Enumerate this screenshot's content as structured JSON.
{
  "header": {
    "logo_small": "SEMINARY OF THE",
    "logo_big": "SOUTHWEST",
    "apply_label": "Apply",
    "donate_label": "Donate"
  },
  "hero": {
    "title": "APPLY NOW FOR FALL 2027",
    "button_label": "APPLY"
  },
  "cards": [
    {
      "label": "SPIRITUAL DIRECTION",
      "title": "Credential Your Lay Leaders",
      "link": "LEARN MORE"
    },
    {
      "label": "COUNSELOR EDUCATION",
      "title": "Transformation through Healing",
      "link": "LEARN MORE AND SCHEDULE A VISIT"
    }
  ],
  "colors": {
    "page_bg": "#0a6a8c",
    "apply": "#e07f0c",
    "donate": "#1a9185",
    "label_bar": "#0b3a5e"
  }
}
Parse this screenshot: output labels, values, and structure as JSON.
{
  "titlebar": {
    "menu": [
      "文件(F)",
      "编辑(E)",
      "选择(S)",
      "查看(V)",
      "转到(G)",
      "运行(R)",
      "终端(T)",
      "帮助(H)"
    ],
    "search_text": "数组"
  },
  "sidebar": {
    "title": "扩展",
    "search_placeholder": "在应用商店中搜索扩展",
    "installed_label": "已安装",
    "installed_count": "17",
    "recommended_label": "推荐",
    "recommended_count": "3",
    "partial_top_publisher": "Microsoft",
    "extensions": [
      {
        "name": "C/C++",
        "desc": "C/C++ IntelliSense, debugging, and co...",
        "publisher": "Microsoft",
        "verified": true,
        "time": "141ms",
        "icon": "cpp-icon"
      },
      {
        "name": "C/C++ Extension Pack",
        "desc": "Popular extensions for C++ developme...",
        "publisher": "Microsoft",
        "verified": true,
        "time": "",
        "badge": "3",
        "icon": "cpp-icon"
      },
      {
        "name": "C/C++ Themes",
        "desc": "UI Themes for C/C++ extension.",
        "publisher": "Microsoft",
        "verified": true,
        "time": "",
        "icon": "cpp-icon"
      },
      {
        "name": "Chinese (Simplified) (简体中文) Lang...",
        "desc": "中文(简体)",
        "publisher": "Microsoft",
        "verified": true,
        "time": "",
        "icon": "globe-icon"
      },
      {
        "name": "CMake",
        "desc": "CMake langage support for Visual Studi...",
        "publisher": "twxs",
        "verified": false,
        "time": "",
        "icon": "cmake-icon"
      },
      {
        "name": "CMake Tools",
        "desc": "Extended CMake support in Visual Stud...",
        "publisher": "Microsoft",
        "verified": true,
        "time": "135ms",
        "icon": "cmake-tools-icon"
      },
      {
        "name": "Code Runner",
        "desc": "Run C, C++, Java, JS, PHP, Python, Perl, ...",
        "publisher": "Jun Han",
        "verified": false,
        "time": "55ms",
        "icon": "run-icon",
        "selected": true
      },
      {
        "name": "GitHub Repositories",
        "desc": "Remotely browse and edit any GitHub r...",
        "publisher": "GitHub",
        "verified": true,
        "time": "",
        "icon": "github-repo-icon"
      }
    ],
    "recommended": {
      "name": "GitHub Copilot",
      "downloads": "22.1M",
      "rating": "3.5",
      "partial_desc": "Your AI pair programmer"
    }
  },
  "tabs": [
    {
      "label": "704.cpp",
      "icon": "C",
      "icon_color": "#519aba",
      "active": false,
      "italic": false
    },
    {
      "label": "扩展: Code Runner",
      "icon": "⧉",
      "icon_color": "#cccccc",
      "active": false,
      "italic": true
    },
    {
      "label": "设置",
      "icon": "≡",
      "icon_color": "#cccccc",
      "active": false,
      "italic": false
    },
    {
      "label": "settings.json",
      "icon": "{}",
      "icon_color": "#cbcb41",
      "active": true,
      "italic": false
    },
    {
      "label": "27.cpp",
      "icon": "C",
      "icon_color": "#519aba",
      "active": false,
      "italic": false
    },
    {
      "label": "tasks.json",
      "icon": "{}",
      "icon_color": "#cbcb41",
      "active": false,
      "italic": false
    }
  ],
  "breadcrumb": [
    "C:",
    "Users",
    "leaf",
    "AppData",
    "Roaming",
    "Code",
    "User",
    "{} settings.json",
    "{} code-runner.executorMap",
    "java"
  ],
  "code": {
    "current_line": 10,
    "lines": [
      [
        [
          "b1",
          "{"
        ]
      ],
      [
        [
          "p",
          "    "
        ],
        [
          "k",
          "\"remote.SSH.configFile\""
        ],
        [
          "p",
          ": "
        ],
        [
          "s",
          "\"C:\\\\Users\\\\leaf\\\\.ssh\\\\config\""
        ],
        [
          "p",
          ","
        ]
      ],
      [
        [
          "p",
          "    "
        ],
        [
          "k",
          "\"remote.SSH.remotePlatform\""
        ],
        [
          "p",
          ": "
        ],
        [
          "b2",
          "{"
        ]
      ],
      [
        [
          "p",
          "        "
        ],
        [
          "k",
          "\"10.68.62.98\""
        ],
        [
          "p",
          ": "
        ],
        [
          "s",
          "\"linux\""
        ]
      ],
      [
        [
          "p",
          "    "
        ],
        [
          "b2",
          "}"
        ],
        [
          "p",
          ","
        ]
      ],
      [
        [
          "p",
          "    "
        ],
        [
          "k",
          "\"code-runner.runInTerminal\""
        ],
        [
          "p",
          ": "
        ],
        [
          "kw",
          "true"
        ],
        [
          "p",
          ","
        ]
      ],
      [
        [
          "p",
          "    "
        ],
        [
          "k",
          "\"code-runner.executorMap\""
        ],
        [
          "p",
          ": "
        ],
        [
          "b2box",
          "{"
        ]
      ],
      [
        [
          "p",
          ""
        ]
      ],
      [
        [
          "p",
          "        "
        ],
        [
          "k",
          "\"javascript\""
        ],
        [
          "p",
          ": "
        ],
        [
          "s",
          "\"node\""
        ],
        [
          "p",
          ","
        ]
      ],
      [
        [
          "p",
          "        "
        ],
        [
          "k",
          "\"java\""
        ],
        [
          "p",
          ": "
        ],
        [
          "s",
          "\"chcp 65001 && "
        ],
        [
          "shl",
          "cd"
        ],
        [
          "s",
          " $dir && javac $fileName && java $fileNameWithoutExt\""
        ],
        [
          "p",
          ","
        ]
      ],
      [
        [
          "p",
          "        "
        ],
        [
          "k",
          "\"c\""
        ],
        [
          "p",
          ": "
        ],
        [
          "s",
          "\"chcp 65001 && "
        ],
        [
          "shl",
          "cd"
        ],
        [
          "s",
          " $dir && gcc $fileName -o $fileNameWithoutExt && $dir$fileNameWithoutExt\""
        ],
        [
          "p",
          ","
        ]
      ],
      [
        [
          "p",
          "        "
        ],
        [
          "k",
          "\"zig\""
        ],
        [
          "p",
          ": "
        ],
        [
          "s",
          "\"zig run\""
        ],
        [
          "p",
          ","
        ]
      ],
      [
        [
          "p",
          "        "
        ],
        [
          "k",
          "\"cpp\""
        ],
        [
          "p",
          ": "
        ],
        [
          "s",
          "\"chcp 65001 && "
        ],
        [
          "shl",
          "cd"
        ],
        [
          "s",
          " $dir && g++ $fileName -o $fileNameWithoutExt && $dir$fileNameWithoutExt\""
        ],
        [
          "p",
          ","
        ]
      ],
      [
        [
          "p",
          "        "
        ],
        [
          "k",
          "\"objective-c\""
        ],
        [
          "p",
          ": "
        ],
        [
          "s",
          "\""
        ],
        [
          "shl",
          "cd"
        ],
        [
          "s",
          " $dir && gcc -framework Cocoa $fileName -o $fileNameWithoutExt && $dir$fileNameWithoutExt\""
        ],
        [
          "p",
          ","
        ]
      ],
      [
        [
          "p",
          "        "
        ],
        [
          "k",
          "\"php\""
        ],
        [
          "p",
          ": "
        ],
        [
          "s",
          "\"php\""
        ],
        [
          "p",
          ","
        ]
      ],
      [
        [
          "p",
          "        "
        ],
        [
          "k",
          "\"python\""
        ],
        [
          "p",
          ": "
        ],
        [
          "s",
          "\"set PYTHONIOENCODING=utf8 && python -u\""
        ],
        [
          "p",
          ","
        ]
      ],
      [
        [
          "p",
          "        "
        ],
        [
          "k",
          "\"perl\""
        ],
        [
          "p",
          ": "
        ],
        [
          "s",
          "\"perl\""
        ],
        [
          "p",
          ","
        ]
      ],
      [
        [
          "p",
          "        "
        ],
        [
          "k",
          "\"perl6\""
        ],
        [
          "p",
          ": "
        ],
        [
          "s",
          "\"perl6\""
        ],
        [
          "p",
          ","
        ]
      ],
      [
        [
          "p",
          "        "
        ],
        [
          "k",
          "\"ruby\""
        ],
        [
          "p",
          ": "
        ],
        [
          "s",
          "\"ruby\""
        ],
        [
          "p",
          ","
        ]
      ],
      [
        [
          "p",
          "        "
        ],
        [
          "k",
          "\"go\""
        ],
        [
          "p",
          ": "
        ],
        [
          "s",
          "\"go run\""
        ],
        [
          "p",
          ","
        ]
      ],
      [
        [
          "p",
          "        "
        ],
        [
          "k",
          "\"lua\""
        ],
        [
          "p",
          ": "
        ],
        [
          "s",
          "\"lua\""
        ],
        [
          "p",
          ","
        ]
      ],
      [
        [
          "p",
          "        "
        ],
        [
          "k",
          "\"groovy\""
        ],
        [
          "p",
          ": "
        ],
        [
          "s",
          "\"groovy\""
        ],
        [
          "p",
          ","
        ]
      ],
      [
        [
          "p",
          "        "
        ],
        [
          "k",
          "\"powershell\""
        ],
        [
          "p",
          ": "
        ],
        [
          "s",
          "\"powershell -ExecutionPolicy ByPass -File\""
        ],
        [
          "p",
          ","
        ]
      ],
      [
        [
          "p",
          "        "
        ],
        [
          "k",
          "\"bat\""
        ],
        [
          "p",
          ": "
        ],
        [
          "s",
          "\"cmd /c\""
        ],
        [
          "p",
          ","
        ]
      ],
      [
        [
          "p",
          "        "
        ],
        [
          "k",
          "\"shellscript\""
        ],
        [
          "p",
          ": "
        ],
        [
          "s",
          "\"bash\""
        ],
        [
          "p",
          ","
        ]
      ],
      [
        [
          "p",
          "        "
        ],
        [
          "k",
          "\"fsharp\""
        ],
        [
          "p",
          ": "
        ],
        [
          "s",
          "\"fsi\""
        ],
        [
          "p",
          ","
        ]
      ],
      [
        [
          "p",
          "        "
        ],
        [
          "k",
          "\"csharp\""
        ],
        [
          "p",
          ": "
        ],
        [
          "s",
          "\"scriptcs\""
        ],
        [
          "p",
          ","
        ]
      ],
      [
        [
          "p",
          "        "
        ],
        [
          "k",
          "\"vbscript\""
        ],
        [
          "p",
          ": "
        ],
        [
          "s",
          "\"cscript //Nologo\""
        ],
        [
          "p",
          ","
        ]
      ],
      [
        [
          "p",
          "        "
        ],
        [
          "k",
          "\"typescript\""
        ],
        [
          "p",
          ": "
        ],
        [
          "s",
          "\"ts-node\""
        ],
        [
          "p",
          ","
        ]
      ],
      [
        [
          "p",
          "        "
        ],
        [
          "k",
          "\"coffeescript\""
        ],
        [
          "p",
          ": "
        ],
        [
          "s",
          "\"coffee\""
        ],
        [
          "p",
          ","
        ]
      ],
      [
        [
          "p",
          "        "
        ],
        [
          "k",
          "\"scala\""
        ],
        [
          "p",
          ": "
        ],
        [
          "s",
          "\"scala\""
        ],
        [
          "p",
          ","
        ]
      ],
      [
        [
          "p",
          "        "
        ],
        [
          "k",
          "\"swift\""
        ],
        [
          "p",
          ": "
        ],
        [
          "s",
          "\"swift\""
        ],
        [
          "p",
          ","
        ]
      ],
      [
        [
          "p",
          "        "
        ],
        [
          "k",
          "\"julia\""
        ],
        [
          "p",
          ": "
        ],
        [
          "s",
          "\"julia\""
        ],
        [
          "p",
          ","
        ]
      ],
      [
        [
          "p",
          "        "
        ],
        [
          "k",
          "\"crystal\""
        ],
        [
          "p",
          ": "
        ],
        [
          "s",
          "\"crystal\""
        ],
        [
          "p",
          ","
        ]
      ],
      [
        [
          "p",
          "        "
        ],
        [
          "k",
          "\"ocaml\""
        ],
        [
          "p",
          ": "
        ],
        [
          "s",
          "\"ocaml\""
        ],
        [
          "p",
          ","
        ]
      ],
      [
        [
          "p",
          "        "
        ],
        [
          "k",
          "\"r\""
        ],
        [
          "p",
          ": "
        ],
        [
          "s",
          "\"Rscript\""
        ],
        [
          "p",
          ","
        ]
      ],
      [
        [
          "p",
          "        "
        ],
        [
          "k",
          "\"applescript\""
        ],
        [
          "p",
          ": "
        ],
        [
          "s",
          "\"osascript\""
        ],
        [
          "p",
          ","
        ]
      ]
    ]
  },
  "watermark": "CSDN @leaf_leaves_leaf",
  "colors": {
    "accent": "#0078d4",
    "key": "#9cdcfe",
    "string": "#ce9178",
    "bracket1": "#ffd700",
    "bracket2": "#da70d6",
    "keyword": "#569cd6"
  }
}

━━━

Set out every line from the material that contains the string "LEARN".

      "link": "LEARN MORE"
      "link": "LEARN MORE AND SCHEDULE A VISIT"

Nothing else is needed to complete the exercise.